Vomiting and nausea. In a serious E. coli infection, the pain stimulates the production of hormones such as adrenaline, and these can induce a feeling of queasiness, or even cause the person to throw up. Vomiting occurs in addition to the usual stomach cramps, and alongside blood in the stools. The person might also feel exhausted and run a slight temperature.

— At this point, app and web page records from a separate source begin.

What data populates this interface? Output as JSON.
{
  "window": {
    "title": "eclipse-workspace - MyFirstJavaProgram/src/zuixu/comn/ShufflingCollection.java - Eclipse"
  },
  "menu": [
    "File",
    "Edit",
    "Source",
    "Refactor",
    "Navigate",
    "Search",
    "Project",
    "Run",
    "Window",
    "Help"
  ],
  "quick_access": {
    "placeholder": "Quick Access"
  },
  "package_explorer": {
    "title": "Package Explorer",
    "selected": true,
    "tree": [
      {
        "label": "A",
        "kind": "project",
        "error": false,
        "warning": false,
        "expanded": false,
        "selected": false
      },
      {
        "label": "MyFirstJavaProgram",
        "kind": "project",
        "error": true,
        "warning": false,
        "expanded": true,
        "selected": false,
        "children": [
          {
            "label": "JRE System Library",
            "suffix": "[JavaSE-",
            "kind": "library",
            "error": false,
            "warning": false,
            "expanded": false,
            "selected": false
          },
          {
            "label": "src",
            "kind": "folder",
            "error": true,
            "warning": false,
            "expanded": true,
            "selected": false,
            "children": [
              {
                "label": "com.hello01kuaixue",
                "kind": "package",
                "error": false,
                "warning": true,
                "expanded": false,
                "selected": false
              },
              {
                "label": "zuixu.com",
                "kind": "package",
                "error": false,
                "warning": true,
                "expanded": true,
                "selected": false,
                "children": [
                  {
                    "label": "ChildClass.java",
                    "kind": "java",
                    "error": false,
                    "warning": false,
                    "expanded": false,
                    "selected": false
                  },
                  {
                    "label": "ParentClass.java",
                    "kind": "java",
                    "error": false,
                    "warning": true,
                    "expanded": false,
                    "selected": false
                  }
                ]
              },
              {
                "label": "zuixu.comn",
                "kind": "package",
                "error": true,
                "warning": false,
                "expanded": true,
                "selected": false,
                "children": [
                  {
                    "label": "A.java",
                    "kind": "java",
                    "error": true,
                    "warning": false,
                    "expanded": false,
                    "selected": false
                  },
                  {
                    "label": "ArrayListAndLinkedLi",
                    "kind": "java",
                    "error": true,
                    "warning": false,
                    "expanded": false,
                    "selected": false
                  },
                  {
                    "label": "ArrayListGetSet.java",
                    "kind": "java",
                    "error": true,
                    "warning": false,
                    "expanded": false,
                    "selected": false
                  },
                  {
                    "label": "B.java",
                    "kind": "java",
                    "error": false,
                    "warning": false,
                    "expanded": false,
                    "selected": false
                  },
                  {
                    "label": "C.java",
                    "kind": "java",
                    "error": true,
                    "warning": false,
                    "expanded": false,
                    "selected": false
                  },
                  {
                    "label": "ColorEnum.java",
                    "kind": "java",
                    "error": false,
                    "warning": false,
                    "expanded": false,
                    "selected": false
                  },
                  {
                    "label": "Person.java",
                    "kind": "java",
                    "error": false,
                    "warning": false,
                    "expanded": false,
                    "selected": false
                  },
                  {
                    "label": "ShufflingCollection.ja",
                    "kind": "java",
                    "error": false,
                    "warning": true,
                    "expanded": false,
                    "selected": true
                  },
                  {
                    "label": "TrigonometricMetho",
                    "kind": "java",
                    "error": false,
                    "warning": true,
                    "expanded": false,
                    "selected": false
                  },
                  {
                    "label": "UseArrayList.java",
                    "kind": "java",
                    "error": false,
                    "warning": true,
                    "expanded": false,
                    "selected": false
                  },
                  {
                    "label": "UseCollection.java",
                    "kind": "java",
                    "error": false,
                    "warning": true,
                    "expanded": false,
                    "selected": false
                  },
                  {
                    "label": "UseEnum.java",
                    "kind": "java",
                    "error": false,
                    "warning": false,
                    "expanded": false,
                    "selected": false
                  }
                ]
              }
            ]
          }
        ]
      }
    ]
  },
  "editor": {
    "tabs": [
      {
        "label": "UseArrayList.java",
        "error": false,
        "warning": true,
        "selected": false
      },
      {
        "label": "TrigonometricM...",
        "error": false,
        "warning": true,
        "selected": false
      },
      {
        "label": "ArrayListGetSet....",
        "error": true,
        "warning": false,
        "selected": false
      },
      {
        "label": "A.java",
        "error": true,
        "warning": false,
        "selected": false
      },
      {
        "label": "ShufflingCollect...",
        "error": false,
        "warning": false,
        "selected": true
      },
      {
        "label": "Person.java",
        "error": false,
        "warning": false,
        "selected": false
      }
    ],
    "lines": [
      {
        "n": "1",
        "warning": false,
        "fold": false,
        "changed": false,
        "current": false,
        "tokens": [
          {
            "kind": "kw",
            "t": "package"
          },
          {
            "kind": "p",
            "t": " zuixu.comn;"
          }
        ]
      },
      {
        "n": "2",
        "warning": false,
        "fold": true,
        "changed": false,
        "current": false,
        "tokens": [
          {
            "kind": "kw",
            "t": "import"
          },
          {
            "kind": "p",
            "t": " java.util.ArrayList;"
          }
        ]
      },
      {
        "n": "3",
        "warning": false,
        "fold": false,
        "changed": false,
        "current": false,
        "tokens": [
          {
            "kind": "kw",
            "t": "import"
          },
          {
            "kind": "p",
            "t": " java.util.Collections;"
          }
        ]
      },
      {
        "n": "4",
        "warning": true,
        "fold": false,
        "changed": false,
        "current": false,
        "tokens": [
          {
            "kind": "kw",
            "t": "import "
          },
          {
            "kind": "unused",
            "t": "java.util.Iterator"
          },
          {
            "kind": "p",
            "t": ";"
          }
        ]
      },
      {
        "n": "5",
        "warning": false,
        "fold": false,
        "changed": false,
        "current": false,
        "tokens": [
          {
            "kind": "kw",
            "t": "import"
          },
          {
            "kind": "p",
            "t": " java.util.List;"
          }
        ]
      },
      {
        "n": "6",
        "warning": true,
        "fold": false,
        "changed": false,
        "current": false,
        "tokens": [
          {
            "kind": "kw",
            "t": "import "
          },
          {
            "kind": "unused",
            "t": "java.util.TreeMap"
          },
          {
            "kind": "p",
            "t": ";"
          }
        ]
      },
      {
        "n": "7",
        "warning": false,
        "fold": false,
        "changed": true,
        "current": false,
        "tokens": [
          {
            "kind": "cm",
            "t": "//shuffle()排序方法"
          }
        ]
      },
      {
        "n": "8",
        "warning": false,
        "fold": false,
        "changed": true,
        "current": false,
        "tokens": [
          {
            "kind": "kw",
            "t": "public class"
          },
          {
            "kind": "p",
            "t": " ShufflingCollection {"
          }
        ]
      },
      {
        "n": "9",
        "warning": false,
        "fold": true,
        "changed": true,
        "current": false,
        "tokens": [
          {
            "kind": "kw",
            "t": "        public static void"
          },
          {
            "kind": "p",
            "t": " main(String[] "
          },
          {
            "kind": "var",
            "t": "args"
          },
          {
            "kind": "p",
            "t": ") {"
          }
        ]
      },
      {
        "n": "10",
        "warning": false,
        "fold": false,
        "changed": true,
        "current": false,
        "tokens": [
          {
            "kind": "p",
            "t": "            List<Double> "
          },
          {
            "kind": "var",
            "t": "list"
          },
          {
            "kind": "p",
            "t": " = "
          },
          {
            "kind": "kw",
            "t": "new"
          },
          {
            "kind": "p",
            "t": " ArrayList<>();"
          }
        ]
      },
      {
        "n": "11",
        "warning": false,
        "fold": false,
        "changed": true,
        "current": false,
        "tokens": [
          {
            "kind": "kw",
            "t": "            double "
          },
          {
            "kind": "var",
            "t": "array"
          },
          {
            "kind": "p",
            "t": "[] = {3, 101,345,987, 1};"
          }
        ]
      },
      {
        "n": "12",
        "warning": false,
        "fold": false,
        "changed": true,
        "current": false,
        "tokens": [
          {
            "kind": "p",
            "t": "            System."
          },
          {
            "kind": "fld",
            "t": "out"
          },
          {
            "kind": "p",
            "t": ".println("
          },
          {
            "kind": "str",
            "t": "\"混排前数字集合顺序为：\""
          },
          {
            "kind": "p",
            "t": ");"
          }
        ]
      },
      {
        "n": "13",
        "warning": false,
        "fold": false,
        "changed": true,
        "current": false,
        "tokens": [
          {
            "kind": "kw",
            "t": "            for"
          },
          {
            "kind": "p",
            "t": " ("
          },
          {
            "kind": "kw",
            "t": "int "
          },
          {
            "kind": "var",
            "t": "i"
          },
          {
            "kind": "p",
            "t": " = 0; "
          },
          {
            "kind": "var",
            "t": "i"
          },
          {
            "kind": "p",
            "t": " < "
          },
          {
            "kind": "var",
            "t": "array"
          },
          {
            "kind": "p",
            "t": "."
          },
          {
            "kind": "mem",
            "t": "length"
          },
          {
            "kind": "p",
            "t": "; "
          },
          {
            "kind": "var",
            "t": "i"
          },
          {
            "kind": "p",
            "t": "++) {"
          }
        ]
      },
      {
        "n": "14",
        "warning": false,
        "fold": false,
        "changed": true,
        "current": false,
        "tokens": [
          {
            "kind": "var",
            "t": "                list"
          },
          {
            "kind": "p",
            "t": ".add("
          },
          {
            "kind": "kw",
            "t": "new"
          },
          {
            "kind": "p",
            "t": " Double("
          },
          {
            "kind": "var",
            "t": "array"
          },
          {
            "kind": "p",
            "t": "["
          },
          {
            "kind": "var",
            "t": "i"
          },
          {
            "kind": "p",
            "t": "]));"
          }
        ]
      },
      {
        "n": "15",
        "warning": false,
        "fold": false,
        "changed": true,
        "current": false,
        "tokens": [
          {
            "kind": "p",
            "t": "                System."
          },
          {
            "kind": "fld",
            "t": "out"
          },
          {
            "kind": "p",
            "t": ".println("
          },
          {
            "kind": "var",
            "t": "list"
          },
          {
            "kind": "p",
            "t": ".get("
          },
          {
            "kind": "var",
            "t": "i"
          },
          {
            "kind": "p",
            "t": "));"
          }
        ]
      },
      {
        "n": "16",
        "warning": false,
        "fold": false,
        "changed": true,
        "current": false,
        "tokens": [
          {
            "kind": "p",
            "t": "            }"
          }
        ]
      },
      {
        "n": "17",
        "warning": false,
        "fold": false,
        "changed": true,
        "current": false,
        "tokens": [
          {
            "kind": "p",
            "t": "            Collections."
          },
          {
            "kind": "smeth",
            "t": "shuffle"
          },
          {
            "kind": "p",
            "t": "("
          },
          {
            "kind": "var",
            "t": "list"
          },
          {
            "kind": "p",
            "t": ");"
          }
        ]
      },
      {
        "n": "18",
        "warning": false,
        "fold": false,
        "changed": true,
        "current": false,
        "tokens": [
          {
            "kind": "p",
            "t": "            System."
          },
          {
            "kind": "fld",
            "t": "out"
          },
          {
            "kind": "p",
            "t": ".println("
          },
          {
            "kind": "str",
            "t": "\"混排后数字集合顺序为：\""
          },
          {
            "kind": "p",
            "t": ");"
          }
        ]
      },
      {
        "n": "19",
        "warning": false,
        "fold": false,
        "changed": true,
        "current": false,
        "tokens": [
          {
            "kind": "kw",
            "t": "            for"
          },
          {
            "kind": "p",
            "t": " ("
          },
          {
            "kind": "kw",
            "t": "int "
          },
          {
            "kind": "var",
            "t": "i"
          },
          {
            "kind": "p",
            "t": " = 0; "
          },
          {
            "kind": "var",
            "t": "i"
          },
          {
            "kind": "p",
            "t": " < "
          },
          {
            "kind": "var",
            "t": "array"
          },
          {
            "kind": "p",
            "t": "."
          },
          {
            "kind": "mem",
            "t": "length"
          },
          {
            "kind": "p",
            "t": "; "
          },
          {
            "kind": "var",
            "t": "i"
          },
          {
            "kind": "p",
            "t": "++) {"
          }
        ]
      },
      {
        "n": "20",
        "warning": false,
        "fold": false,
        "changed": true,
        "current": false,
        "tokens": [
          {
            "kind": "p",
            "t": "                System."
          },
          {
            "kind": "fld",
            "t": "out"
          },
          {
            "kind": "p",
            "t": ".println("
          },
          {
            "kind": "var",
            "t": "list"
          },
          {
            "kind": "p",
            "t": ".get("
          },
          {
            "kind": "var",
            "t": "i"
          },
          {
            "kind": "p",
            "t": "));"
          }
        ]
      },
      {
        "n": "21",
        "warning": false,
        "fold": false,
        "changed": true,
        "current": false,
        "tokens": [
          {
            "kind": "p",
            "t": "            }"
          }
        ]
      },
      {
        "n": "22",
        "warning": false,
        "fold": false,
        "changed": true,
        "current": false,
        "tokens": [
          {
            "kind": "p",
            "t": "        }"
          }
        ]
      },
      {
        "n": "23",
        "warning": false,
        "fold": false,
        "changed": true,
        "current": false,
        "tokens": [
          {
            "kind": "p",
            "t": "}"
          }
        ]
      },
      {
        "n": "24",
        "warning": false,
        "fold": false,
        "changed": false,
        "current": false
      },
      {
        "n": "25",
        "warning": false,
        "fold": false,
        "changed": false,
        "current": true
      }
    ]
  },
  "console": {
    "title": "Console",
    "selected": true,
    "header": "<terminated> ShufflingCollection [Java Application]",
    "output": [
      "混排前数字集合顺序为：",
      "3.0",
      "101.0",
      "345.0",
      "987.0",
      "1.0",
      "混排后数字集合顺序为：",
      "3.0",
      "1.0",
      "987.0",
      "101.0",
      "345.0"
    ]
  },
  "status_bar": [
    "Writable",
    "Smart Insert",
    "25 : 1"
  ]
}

Complications involving the Kidney. Most E. coli strains can be contained by the intestinal lining – not so STEC pathogens, which are aggressive invaders. They tend to proliferate and then breach a section of the intestinal wall. This causes released toxins to be absorbed through the wall of the bowel. Once it actually enters the bloodstream, the Shiga toxin adheres to the body’s immune cells (white blood cells), and in adhering to them, reaches the kidneys. At this point, the infection becomes serious, as the kidney’s themselves become inflamed, and may fail.